My car is about 6 years old, and there's nothing wrong with it. Not at the moment anyway. I'm very happy with it. It does everything I want it to do. But it occurs to me that it won't always be thus. One day it will cost more to fix than a new one would to own, one day my circumstances might change and I might need a 7 seater or a 2 seater. So, realistically in the next 1 - 4 years I'll be buying another car.
But I hate cars.
I'm just not interested in them at all. MPG, MPH, torque, talk, all you do to me is talk talk, whatever. Not interested. When we bought our current car I took it for a test drive. I pulled over after about 200 yards. "What am I supposed to be looking for?" I asked. "It goes, I can sit down OK".
I'd rather not have a car at all, but unfortunately we need one. And Streetcar won't work either, although I wish it would. So I've had this thought for a long time and not really been brave enough to post it (it's a pretty personal thing a car purchase) and then talking to someone the other day reminded me that I should do this.
So here's the big idea. Let's assume that I'll be buying a car, not now, but over a 1 to 4 year period (the vagueness of the timing is part of the point). That car might be new, might not. Forget budget for the time being. I imagine there are lots and lots of people like me. People tell me the average purchase cycle of a car is 5 years. The car companies and the research companies know this.
So under The Long Car Purchase I'm going to note down all the significant interactions I have with car advertising and branding over four years (or whatever) and then maybe we'll see a picture build up of how that affects my purchase. Maybe we won't. It's an experiment.
Above I said my current car 'does everything I want it to do' so I ought to list what that means.
1. It must fit four adults in it.
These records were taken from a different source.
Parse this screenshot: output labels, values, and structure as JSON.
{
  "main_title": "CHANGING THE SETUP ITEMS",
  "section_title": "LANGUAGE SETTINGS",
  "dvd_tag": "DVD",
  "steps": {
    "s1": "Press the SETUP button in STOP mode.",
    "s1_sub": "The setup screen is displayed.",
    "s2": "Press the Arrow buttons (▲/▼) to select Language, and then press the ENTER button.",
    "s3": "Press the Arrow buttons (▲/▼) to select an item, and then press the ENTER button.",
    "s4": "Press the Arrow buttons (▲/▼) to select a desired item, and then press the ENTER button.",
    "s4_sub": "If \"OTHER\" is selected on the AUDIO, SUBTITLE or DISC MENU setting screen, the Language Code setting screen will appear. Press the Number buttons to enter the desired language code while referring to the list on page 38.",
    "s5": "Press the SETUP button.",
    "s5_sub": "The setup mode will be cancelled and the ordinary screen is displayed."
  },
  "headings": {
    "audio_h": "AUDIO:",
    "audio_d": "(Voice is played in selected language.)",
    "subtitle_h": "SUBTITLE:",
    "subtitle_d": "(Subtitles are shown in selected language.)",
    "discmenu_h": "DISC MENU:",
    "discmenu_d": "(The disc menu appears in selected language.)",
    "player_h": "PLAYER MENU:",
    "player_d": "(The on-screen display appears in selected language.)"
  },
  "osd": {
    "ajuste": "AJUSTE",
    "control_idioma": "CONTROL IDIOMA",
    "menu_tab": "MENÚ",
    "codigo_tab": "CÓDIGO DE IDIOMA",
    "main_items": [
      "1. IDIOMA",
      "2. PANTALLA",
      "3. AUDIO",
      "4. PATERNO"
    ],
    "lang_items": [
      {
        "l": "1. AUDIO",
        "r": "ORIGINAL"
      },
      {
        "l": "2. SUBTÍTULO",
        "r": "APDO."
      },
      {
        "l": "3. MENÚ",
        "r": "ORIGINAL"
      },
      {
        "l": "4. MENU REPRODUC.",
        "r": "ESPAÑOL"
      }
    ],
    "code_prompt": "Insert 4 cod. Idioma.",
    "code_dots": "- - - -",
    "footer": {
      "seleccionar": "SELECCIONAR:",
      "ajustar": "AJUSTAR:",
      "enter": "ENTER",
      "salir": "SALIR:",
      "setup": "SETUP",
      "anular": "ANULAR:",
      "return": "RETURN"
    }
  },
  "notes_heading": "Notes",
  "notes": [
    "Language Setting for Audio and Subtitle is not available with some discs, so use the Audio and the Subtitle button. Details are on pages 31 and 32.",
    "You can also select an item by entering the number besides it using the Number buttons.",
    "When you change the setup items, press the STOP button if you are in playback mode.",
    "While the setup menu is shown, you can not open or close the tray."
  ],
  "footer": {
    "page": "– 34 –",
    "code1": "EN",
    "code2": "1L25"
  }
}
2. Most of my time is spent in the passenger seat, so I must be able to do this without banging my knees.
3. I must be able to have speech radio on, on the motorway at 70mph without having to have the volume at an ear splitting level.
4. It must be able to overtake without making the engine scream like a burning kipper. Despite hating cars I have found this a useful feature.
And that's about it.
If I had to buy a car tomorrow (again, forget budget for a minute) I couldn't. There isn't a car that fits the bill. Sure there are plenty of cars that fit those requirements, but there isn't one that feels right for me. I guess that's where the branding things comes in (however much you want to ignore that).
The environment is a massive concern too. Huge. A Prius doesn't feel quite right, very nearly, but not quite right. Someone told me that the most environmentally car you can buy is a second hand German estate. Like and Audi or a Mercedes. You don't have to make any new stuff, it will be reliable and last forever, image-wise it's OK and it will fit in everyhthing you need. That makes sense.
My ideal car would be built by Land Rover, or Lexus maybe, would look like an E-Type, would fit eight adults in, would have sliding doors, would be as easy to park as a Mini and have a hybrid engine. Find me one of those and I'll buy it. I use the word 'ideal' very lightly.
Anything else? I think that will do for now. I'll try and jot stuff down as we go along. For example the Credit Crunch means there are thousands of 0% deals around at the moment, so maybe now is a better time to buy than in 3 years? People keep telling me that. The Economist reckons second hand cars have dropped 20% in price this year. It also says "The trade-in value of a Porsche Cayenne, the epitome of a boom-time gas-guzzler, hovers around £20,000 for vehicles that cost £56,000 two years earlier". And there's this, but as I said Streetcar won't work.
Anyway. All that. Who knows. We'll find out.
So. Do you think I'm mad?